◆ **THE PROBLEM**: Look through the material below and show every line with the word "price".

◆ **DATA SUPPLIED**:

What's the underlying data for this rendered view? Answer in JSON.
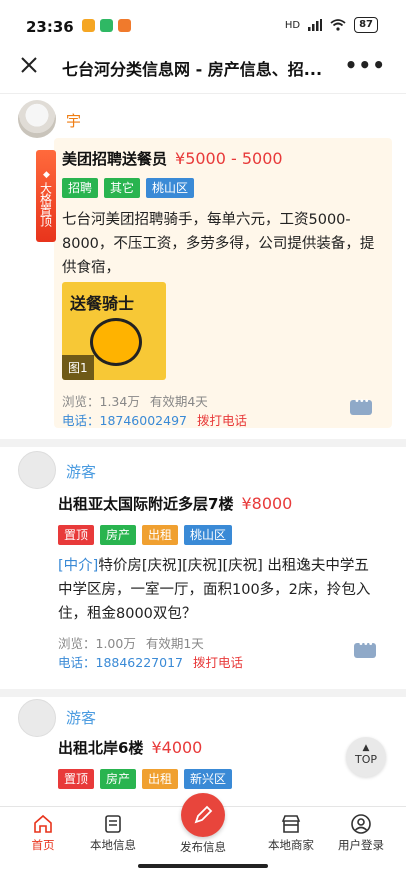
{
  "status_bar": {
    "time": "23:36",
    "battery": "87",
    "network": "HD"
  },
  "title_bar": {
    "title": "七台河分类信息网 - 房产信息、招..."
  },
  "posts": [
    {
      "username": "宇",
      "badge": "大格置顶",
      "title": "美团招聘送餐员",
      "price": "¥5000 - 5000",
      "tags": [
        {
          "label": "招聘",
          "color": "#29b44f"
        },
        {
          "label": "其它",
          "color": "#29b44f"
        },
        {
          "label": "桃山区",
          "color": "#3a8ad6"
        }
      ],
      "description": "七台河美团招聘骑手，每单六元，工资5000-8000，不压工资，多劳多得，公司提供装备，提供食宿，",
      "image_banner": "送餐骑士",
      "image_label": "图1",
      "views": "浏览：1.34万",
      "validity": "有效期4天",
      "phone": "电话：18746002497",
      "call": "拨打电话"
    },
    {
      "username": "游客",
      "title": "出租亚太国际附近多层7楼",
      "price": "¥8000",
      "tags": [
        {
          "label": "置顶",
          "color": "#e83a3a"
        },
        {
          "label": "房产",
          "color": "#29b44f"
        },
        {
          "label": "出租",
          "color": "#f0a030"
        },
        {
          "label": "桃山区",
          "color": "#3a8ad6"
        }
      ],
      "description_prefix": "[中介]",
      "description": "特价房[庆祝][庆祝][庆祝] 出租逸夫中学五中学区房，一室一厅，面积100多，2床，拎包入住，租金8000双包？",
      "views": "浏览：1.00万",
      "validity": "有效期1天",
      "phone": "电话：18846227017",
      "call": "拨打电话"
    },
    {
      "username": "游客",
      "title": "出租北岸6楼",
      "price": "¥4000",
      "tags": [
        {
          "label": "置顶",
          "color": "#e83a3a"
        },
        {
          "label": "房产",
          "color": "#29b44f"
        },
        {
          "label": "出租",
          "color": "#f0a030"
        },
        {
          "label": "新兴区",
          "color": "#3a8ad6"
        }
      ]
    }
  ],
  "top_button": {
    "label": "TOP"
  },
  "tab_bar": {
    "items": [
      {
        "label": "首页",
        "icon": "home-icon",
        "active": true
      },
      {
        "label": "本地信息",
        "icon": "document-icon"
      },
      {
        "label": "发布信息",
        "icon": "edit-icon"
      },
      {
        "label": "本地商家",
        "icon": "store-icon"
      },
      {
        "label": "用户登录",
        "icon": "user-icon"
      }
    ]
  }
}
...
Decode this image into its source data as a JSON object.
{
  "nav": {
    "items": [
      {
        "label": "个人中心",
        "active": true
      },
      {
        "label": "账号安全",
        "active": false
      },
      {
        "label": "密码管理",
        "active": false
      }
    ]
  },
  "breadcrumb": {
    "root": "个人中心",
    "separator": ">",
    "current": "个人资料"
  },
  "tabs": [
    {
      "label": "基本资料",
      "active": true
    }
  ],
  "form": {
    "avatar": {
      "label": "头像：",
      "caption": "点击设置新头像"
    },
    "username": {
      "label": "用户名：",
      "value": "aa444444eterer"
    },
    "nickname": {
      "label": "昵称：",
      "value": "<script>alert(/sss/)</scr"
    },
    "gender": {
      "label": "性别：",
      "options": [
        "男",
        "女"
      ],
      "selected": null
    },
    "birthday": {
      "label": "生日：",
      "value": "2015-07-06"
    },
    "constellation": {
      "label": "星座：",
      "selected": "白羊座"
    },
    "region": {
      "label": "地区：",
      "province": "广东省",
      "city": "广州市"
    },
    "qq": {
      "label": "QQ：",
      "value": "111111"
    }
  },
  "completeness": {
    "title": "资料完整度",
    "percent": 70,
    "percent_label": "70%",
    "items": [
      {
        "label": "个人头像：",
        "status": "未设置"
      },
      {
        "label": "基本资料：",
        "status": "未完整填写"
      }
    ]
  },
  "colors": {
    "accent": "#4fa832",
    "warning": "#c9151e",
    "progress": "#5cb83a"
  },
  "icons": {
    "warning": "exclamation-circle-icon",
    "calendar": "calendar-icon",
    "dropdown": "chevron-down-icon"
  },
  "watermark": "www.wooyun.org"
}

◆ **RESPONSE TO THIS TASK**:
      "price": "¥5000 - 5000",
      "price": "¥8000",
      "price": "¥4000",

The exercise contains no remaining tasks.